The second pipeline contains data from 15 organisations, which have identified 506 credible & committed projects over the next decade, with a combined estimated value of $21.1 billion. Contributors include Government agencies & local councils, as well as council-controlled organisations & a university.
One of the commission’s objectives is to improve New Zealand’s infrastructure procurement and the pipeline is a key part of this, delivering greater certainty to infrastructure builders & investors.
Bollard: Early stage, but useful guidance
Te Waihanga’s chair, former Reserve Bank governor Dr Alan Bollard, said the pipeline would provide some useful guidance to the market, even though it was still in development.
“As might be expected, transport is the largest sector in the pipeline, comprising nearly a third of the total estimated value. Water & energy are represented for the first time and the latest version incorporates data from across the Manawatu, in an effort to test the value of regional infrastructure overviews.”
Dr Bollard said pipeline development was an iterative process with more, better quality data being incorporated all the time. In this version, project phase dates were provided for roughly 30% of projects by volume & value.
“Taking those caveats into account, early indications are that nearly $670 million of works are expected to move from business case to procurement between now & March 2020, with an increase in construction activity throughout 2020 & 2021.”
The pipeline is intended to increase co-ordination between procuring entities as planned works are made visible, and to enable smoothing of the market. Dr Bollard said data quality & volume were imperative to deliver an increasingly robust picture of New Zealand’s forward works programme.
Dr Bollard said the commission would consult stakeholders at the earliest opportunity to begin the process of developing a 30-year strategy by the end of 2021.
Sector group sees momentum towards comprehensive forward book
Infrastructure NZ’s new chief executive, Paul Blair, said introduction of local government projects in the second pipeline was particularly pleasing as it continued momentum towards a single, comprehensive forward works programme for the country.
“Having a clear pipeline of work is essential for construction & engineering firms to understand what projects are on the horizon and where their labour & capital will be needed next.
“If projects are slowing down in one region or sector, it is important for firms to be able to readily identify other opportunities around the country.
“Greater transparency & certainty of work is critical to supporting investment in the skills, technology & systems necessary to improve poor productivity and manage risk across the construction sector.
“Once the country has an identified pipeline in place, we can really look to optimise investment.
“Via this approach, Watercare in Auckland expects to reduce the cost of its infrastructure programme by 20%. Even just a 10% saving across the national programme over the next decade would allow some $13 billion of investment to proceed which otherwise would not have.
“That’s sufficient to deliver the Let’s Get Wellington Moving transport plan and clear the country’s backlog of water supply & wastewater needs, delivering great outcomes for everyday kiwis.”
15% of projects worth $50 million-plus
15% of the second pipeline’s projects are valued at over $50 million, representing about three-quarters of the estimated total pipeline value.
The commission assigned project phase dates to 169 projects with an estimated value of $7 billion – data that suggested construction activity would increase substantially in 2020-21.
Transport the biggest sector, water & energy added
The largest sector is transport, comprising projects from the NZ Transport Agency, KiwiRail, Palmerston North City Council & the Manawatu District Council.
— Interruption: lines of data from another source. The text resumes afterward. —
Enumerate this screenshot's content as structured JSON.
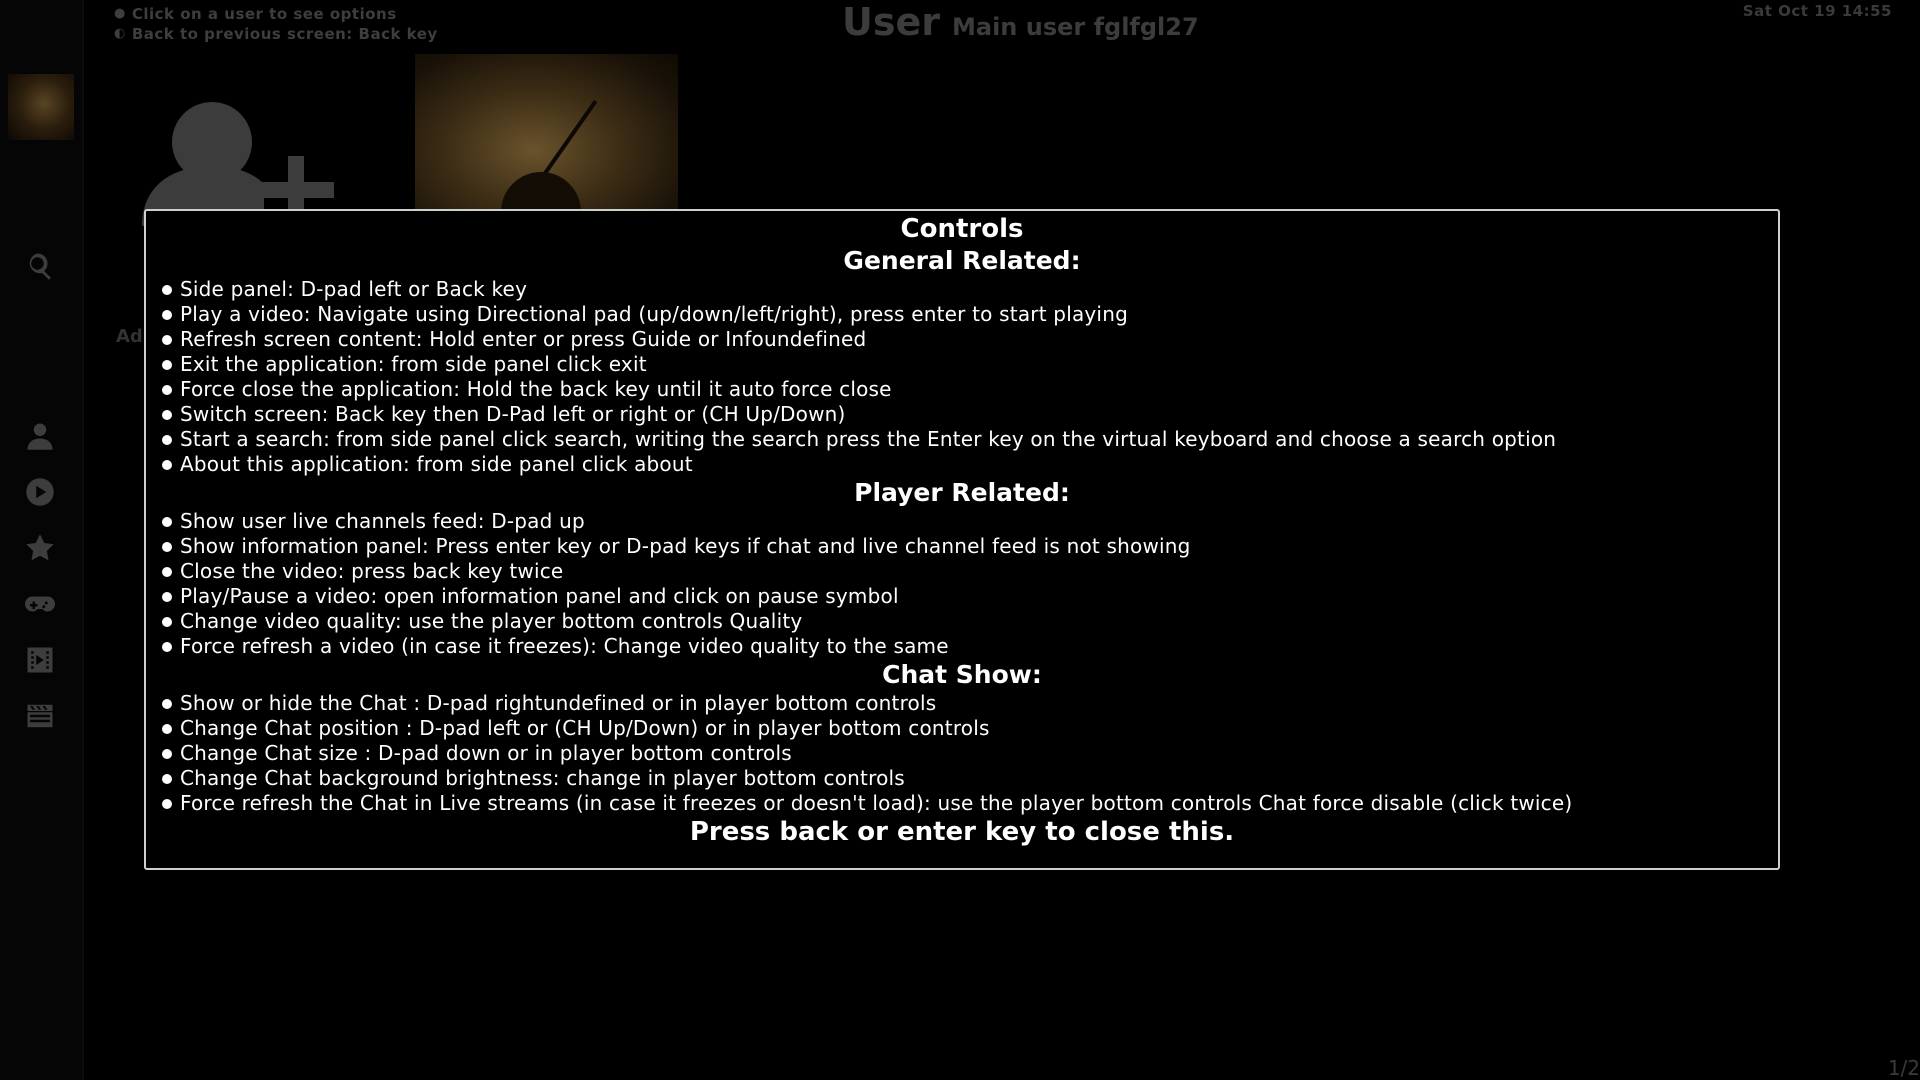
{
  "header": {
    "hints": [
      {
        "icon": "user-icon",
        "text": "Click on a user to see options"
      },
      {
        "icon": "back-circle-icon",
        "text": "Back to previous screen: Back key"
      }
    ],
    "title": "User",
    "subtitle": "Main user fglfgl27",
    "datetime": "Sat Oct 19 14:55"
  },
  "sidebar": {
    "icons": [
      "search-icon",
      "user-icon",
      "play-icon",
      "star-icon",
      "gamepad-icon",
      "video-icon",
      "clapperboard-icon"
    ]
  },
  "tiles": {
    "add_label": "Ad"
  },
  "page_indicator": "1/2",
  "dialog": {
    "title": "Controls",
    "general": {
      "heading": "General Related:",
      "items": [
        "Side panel: D-pad left or Back key",
        "Play a video: Navigate using Directional pad (up/down/left/right), press enter to start playing",
        "Refresh screen content: Hold enter or press Guide or Infoundefined",
        "Exit the application: from side panel click exit",
        "Force close the application: Hold the back key until it auto force close",
        "Switch screen: Back key then D-Pad left or right or (CH Up/Down)",
        "Start a search: from side panel click search, writing the search press the Enter key on the virtual keyboard and choose a search option",
        "About this application: from side panel click about"
      ]
    },
    "player": {
      "heading": "Player Related:",
      "items": [
        "Show user live channels feed: D-pad up",
        "Show information panel: Press enter key or D-pad keys if chat and live channel feed is not showing",
        "Close the video: press back key twice",
        "Play/Pause a video: open information panel and click on pause symbol",
        "Change video quality: use the player bottom controls Quality",
        "Force refresh a video (in case it freezes): Change video quality to the same"
      ]
    },
    "chat": {
      "heading": "Chat Show:",
      "items": [
        "Show or hide the Chat : D-pad rightundefined or in player bottom controls",
        "Change Chat position : D-pad left or (CH Up/Down) or in player bottom controls",
        "Change Chat size : D-pad down or in player bottom controls",
        "Change Chat background brightness: change in player bottom controls",
        "Force refresh the Chat in Live streams (in case it freezes or doesn't load): use the player bottom controls Chat force disable (click twice)"
      ]
    },
    "close_hint": "Press back or enter key to close this."
  }
}
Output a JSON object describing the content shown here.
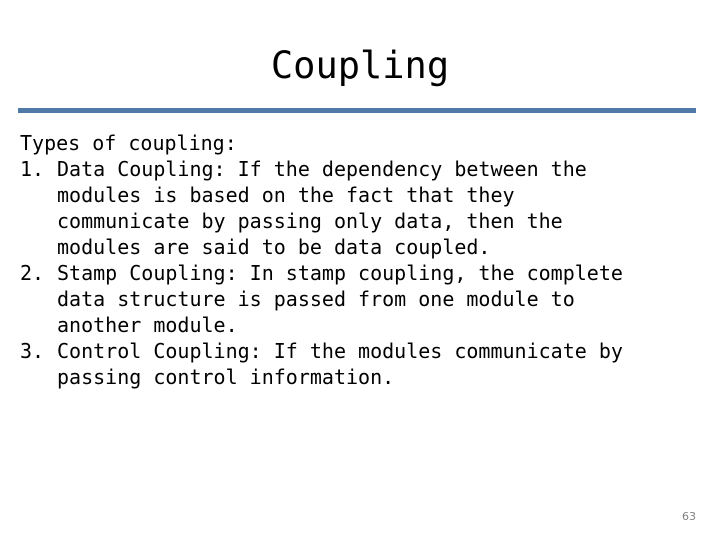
{
  "slide": {
    "title": "Coupling",
    "divider_color": "#4f7aa8",
    "background_color": "#ffffff",
    "text_color": "#000000",
    "lead_line": "Types of coupling:",
    "items": [
      {
        "marker": "1.",
        "text": "Data Coupling: If the dependency between the\nmodules is based on the fact that they\ncommunicate by passing only data, then the\nmodules are said to be data coupled."
      },
      {
        "marker": "2.",
        "text": "Stamp Coupling: In stamp coupling, the complete\ndata structure is passed from one module to\nanother module."
      },
      {
        "marker": "3.",
        "text": "Control Coupling: If the modules communicate by\npassing control information."
      }
    ],
    "page_number": "63",
    "page_number_color": "#808080"
  }
}
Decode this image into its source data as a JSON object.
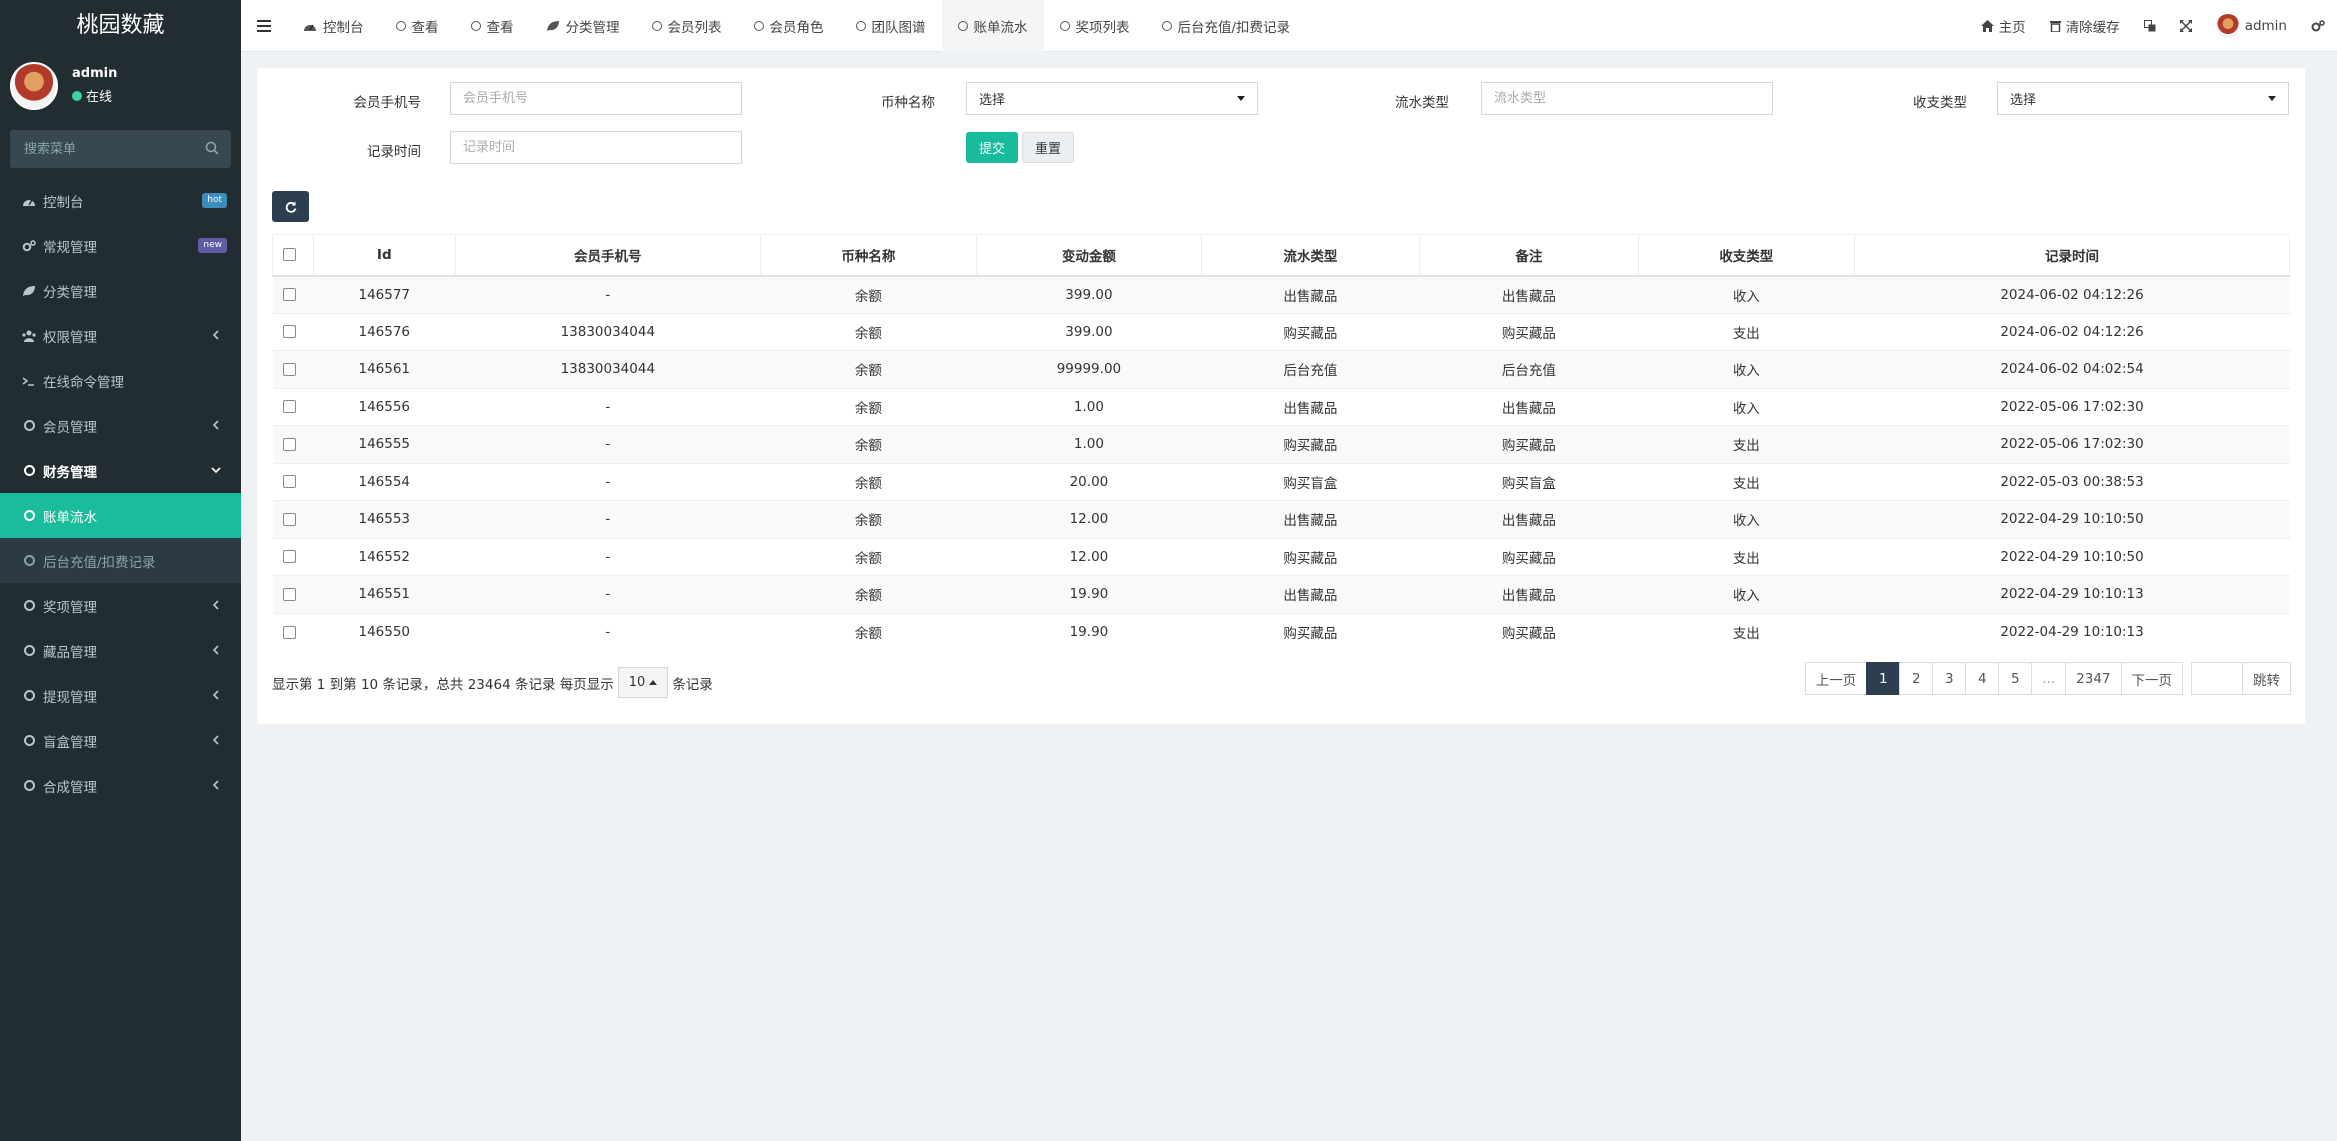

The 102 projects have a $6.5 billion anticipated spend – 20% of all projects and around a third of the estimated total pipeline value.
Water utilities & energy join the mix
The largest contribution of previously uncaptured projects comes from water utility providers, including Wellington Water & Auckland Council’s Watercare Services. The sector has 170 projects in the pipeline with an estimated value of $5.8 billion, which are expected to be procured through to 2028.
In the energy sector, Transpower contributed 9 projects with an estimated value of $9 billion out to 2033.
Education projects make up 24% of the pipeline. The Ministry of Education added 47 projects and Otago University 23. The sector’s projects equate to about $2 billion in capital investment, or 9% of the pipeline.
The NZ Defence Force contributed 5 more projects, taking the number of defence sector projects to 52, with a total value of $1.1 billion. All Defence Force projects are in business or investment case development.
Attribution: Commission release.